LAS CRUCES -- New Mexico gardeners can get a jump on spring by growing flowering plants indoors. Amaryllis, an exotic, tropical plant, offers showy trumpet-shaped flowers to usher in the season.

"Plants go through popularity cycles with consumers," said Curtis Smith, horticulture specialist with New Mexico State University's Cooperative Extension Service. "The amaryllis was once popular, then lagged for a while, and now is back in favor. I've seen large amaryllis bulbs for sale at many nurseries recently."

As a tropical plant, the amaryllis doesn't tolerate freezing temperatures. "It grows best indoors in our climate," Smith said.

Plant amaryllis bulbs in pots, leaving the necks of the bulbs exposed above the soil. "Most of the bulbs sold at nurseries have been treated and should begin growing almost immediately," he said. "It may take a couple of months to reach flowering stage, though." The bulb sends up a spike or stalk that may reach 2 feet in height. White, pink or red trumpet-shaped flowers form near the top of the stalk.

Place the pots in brightly lit locations, preferably exposed to full sun. "Potted plants dry very rapidly, so make sure to keep the soil moist," Smith said.

To maintain the plants from year to year, expose them to cooler, drier conditions in the fall. Reduce watering and place the plants in cooler areas of the house. "The plants need a resting period for the leaves to die back. Cooler temperatures will cause the plants to go dormant, before flowering again the following year."
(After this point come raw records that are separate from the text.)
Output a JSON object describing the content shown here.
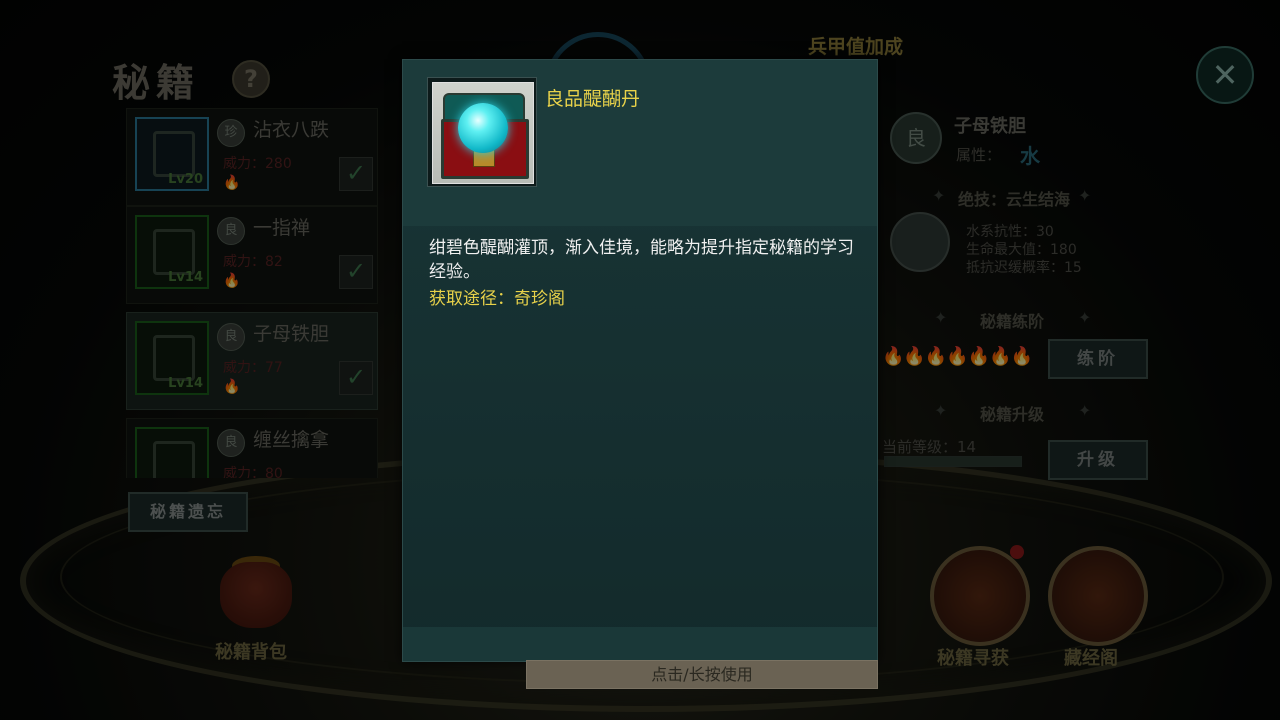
{
  "background": {
    "panel_title": "秘籍",
    "help_icon": "question-icon",
    "close_icon": "close-x-icon",
    "top_bonus_title": "兵甲值加成",
    "book_list": [
      {
        "name": "沾衣八跌",
        "rank": "珍",
        "power": "威力：280",
        "level": "Lv20",
        "equipped": true
      },
      {
        "name": "一指禅",
        "rank": "良",
        "power": "威力：82",
        "level": "Lv14",
        "equipped": true
      },
      {
        "name": "子母铁胆",
        "rank": "良",
        "power": "威力：77",
        "level": "Lv14",
        "equipped": true
      },
      {
        "name": "缠丝擒拿",
        "rank": "良",
        "power": "威力：80",
        "level": "",
        "equipped": false
      }
    ],
    "forget_button": "秘籍遗忘",
    "bottom_buttons": [
      {
        "label": "秘籍背包",
        "icon": "treasure-bag-icon"
      },
      {
        "label": "秘籍寻获",
        "icon": "scroll-search-icon"
      },
      {
        "label": "藏经阁",
        "icon": "library-icon"
      }
    ],
    "detail": {
      "rank": "良",
      "name": "子母铁胆",
      "attribute_label": "属性：",
      "attribute_value": "水",
      "skill_title": "绝技：云生结海",
      "stats": [
        "水系抗性：30",
        "生命最大值：180",
        "抵抗迟缓概率：15"
      ],
      "practice_title": "秘籍练阶",
      "practice_button": "练阶",
      "practice_lit": 1,
      "practice_total": 7,
      "upgrade_title": "秘籍升级",
      "current_level": "当前等级：14",
      "upgrade_button": "升级"
    }
  },
  "dialog": {
    "item_name": "良品醍醐丹",
    "item_icon": "jade-pearl-chest-icon",
    "description": "绀碧色醍醐灌顶，渐入佳境，能略为提升指定秘籍的学习经验。",
    "source": "获取途径：奇珍阁",
    "use_button": "点击/长按使用"
  },
  "colors": {
    "dialog_bg": "#173233",
    "item_name": "#e8d24a",
    "source_text": "#e8d24a",
    "desc_text": "#f0f0f0",
    "use_bar": "#6a6253"
  }
}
In late winter to early spring, amaryllis plants will resume growth and should be moved back into warmer, brighter locations.